--- Activity ---
Go through the data underneath and report how many lines hold the string "icon", giving only the number.

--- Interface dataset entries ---
_ _ _ _ _ _ _
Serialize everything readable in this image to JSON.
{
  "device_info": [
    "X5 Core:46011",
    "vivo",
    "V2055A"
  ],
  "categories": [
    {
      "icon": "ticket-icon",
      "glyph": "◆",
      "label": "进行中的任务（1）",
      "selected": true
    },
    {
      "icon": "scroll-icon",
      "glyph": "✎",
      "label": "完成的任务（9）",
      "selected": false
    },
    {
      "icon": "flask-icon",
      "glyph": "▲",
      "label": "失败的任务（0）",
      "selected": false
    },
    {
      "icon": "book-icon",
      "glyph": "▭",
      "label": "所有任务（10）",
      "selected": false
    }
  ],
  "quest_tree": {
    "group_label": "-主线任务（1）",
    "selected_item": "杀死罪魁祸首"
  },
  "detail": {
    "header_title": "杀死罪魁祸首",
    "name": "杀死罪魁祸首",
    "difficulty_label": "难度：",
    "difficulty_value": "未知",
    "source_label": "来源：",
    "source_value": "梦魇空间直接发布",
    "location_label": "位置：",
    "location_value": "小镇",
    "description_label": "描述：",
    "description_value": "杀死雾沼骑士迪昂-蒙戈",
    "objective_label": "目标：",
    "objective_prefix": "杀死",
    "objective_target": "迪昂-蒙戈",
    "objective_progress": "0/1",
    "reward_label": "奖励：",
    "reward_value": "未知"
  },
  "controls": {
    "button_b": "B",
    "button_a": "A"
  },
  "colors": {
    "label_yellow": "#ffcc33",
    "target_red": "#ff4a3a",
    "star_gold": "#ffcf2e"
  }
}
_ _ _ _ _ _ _
--- Answer space ---
4